The problem
Your task is to copy every line of the entries that holds the word "woman".

Input records
=-=-=-=-=

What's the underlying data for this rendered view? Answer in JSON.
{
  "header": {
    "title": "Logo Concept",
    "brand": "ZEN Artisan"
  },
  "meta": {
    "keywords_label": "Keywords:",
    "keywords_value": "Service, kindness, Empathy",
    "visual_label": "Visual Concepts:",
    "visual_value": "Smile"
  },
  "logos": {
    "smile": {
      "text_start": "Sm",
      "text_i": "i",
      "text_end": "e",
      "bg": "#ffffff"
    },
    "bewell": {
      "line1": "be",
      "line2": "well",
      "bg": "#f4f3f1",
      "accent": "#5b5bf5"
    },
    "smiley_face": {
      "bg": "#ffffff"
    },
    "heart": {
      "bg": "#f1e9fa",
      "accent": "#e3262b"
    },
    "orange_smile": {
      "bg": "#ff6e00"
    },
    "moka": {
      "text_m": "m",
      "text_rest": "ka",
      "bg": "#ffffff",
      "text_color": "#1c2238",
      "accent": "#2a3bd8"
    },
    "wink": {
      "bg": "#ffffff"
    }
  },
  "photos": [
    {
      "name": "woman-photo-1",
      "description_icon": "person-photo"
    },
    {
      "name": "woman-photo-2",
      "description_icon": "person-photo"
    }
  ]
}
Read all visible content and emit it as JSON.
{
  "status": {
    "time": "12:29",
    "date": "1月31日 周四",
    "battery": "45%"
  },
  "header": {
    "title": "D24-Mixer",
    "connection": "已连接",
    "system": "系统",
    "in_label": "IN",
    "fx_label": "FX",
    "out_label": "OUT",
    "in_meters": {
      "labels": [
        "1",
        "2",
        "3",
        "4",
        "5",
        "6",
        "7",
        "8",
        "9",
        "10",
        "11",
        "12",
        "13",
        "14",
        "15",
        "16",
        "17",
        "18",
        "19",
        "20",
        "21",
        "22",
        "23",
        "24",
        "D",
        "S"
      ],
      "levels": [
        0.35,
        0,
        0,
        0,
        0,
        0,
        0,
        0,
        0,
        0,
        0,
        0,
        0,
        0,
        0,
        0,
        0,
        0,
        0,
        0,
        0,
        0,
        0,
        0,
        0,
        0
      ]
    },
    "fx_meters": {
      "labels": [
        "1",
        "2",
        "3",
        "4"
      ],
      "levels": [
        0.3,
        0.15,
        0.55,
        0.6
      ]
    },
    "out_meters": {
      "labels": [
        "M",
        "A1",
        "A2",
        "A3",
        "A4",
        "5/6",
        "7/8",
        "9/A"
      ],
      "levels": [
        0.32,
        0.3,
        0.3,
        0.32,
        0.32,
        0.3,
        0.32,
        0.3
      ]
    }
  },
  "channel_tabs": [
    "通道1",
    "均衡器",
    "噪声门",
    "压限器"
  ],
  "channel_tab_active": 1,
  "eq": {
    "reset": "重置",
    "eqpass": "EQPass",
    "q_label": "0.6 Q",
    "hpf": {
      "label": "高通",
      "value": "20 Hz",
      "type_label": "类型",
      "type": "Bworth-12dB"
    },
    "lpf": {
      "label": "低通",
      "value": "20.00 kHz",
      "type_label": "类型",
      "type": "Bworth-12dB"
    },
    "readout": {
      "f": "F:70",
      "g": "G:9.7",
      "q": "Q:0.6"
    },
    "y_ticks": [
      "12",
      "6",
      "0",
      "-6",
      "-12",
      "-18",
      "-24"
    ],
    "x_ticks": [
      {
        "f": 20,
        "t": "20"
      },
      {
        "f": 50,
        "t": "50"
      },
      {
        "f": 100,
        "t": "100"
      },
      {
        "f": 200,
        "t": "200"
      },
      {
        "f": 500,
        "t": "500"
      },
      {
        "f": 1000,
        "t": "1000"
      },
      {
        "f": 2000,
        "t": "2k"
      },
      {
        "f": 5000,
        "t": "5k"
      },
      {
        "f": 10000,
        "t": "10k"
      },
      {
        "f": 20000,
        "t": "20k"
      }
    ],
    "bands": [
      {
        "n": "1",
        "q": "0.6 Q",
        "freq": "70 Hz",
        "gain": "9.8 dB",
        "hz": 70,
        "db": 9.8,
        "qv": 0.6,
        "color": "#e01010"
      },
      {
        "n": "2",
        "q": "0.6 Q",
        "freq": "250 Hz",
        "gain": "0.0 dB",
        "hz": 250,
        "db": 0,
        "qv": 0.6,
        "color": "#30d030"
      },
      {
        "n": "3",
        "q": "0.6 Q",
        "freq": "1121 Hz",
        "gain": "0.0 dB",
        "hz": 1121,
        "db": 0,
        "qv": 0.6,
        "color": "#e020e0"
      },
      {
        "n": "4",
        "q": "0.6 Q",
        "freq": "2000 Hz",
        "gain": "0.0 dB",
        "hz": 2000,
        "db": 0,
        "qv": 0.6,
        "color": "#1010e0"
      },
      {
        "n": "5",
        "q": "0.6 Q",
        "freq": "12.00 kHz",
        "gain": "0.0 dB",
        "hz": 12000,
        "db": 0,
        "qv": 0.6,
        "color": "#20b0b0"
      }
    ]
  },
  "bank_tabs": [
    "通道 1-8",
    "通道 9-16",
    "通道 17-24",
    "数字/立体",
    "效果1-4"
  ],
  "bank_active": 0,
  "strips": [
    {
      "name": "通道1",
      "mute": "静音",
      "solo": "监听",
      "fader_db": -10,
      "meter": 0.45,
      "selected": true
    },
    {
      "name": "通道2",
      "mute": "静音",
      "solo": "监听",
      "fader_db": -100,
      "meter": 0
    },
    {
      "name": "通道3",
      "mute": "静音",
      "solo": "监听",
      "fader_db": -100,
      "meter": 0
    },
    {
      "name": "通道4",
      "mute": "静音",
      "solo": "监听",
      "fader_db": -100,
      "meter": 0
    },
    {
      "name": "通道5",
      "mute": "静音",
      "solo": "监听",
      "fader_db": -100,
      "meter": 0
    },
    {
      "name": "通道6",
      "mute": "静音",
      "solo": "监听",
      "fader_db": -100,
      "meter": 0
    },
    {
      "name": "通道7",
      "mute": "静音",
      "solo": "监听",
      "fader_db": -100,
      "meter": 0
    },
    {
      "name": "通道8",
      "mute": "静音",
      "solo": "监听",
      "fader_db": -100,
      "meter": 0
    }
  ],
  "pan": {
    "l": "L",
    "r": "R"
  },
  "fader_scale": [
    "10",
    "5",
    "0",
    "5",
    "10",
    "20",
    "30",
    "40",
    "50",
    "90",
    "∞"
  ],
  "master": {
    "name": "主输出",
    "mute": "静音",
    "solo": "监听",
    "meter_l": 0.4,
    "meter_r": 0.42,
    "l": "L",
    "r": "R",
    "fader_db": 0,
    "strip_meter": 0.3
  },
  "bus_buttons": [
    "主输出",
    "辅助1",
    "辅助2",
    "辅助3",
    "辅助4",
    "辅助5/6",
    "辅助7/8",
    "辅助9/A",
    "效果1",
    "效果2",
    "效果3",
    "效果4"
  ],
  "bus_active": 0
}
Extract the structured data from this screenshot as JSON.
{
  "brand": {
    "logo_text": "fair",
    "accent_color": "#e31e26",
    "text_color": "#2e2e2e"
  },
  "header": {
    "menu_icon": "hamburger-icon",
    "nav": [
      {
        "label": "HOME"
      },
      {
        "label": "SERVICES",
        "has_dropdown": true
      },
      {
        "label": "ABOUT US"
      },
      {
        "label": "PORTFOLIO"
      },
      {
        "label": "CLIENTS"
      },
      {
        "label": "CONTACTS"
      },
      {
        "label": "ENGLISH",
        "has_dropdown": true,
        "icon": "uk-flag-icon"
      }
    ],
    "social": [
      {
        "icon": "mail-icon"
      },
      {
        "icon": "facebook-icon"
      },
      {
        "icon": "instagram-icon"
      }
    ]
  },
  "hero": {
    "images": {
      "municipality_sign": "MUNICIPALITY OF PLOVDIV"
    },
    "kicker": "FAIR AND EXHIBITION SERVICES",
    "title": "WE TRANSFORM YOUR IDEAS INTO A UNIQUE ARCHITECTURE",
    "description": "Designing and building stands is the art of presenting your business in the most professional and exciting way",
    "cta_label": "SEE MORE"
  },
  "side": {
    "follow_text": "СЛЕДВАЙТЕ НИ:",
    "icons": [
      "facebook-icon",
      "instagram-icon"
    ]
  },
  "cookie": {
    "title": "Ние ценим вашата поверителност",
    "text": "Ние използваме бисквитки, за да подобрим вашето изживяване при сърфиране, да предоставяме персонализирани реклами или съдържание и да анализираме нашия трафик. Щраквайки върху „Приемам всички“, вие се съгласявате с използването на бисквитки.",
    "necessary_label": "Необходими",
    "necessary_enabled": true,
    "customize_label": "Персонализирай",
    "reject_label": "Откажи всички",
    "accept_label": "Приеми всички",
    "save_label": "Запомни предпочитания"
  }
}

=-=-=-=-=

Solution to this problem
      "name": "woman-photo-1",
      "name": "woman-photo-2",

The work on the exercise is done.